Car theft caught on video shows high-tech thieves stealing Lexus in seconds
People are using radio frequency amplifiers to steal cars, police say
Toronto police are warning car owners about a rash of thefts of newer vehicles equipped with keyless FOBs in Scarborough.
One such "relay theft," as they are known, took place in the area on June 30 and was caught on home surveillance video. Police released video of the incident this week.
In the video, one suspect can be seen pulling out a sensor attached to a computer inside a backpack while standing outside the front door of a house.
The device, which is called a frequency amplifier, increases the range of a car's FOB, police say.
The amplifier then boosts the FOB's frequency to the second suspect's phone as they wait by the Lexus in the driveway. That allows them to fool the car's operating system into recognizing the phone as the FOB, unlock the door, and drive away, police say.
High tech car thefts increasing
According to Toronto Police data, the number of vehicle thefts in the city have been increasing by the hundreds year over year. So far in 2020 there have been 2,760.
As theft numbers go up, the police success rate in retrieving stolen vehicles has gone down.
"Around this time last year we would be finding 66 per cent of the cars stolen and currently we're retrieving about 50 per cent of the cars that are stolen," Toronto Police Insp. Jim Gotell told CBC News.
The longer the vehicles are missing, the more likely it is that they are being shipped overseas for big money, he said.
"When we find the cars they're usually used in another crime such as a robbery and then abandoned," Gotell explained.
"When we don't find a car that indicates to us there's a certain level of sophistication here and that car is likely going to be shipped overseas."
Police say they haven't immediately found the Lexus seen in the video they released.

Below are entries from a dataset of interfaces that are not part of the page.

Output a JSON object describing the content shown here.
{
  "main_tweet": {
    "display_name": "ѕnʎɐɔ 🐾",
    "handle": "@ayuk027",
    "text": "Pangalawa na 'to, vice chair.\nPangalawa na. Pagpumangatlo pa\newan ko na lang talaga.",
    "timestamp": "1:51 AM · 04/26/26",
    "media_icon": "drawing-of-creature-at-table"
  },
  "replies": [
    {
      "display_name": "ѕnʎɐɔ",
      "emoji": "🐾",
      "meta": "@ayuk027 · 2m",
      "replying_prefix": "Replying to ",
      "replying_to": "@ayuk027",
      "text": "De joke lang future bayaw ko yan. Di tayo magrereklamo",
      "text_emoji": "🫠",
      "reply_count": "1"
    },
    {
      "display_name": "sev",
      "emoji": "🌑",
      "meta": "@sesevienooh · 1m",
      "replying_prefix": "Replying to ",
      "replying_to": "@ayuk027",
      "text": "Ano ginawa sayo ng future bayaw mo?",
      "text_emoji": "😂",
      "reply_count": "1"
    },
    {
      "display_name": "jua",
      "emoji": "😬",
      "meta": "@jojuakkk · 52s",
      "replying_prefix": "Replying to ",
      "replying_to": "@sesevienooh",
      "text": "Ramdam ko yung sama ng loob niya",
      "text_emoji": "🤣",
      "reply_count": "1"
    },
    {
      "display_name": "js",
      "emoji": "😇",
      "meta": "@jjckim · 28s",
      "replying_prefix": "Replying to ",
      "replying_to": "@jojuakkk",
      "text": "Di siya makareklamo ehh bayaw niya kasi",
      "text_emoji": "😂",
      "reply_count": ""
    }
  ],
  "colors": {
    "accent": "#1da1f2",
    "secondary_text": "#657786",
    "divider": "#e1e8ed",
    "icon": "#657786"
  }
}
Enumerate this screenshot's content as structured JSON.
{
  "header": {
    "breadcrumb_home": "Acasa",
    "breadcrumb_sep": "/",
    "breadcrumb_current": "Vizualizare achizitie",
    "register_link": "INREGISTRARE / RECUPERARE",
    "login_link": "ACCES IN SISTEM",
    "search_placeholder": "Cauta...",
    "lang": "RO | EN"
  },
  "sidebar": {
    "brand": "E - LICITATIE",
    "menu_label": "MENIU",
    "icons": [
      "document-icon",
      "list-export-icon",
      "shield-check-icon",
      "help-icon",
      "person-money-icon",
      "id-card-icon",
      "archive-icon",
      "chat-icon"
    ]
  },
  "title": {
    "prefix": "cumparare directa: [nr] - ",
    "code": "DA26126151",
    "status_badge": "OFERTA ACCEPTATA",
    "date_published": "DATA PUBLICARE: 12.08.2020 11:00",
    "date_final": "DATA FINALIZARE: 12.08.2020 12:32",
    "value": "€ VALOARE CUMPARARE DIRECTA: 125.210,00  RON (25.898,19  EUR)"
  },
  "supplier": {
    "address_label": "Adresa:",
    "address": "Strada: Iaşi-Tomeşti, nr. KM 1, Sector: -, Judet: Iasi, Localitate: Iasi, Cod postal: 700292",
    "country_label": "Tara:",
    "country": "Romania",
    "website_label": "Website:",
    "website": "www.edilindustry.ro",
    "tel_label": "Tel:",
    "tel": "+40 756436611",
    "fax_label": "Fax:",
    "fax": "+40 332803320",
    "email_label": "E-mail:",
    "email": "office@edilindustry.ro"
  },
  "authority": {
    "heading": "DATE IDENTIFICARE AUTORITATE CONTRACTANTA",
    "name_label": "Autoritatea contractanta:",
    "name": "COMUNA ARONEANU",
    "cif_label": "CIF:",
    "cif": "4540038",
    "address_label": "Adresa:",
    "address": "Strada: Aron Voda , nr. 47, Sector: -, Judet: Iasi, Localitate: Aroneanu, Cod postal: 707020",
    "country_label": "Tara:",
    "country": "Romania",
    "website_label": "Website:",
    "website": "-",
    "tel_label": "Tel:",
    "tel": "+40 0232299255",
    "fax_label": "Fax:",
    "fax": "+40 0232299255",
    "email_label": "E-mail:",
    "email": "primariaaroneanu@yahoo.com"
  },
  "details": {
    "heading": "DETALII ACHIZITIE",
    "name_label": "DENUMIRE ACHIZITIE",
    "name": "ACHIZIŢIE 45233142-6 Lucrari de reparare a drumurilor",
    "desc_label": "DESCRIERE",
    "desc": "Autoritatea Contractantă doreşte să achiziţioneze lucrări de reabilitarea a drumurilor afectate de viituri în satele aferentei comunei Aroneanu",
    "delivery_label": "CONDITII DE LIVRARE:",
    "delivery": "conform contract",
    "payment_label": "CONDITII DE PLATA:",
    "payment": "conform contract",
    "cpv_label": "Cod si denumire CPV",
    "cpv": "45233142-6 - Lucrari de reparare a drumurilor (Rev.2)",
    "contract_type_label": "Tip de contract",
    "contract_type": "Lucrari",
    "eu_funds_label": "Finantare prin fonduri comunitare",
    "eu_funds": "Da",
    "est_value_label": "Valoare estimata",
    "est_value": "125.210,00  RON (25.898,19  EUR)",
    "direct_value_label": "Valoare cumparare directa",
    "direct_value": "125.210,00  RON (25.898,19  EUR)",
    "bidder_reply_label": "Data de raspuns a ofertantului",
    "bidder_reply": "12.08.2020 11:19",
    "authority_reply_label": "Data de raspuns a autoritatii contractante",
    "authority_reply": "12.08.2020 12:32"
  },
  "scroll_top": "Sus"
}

Gotell advises that to protect themselves, people should park their vehicle in a garage if possible, and put key FOBs in a signal blocking case like a Faraday cage. He also suggests keeping car keys far away from your front door.
"A wireless key fob has a very short range of signal transmissions and the further it is from the front door, the less likely the signal is to be picked up by someone trying to steal your car," he said.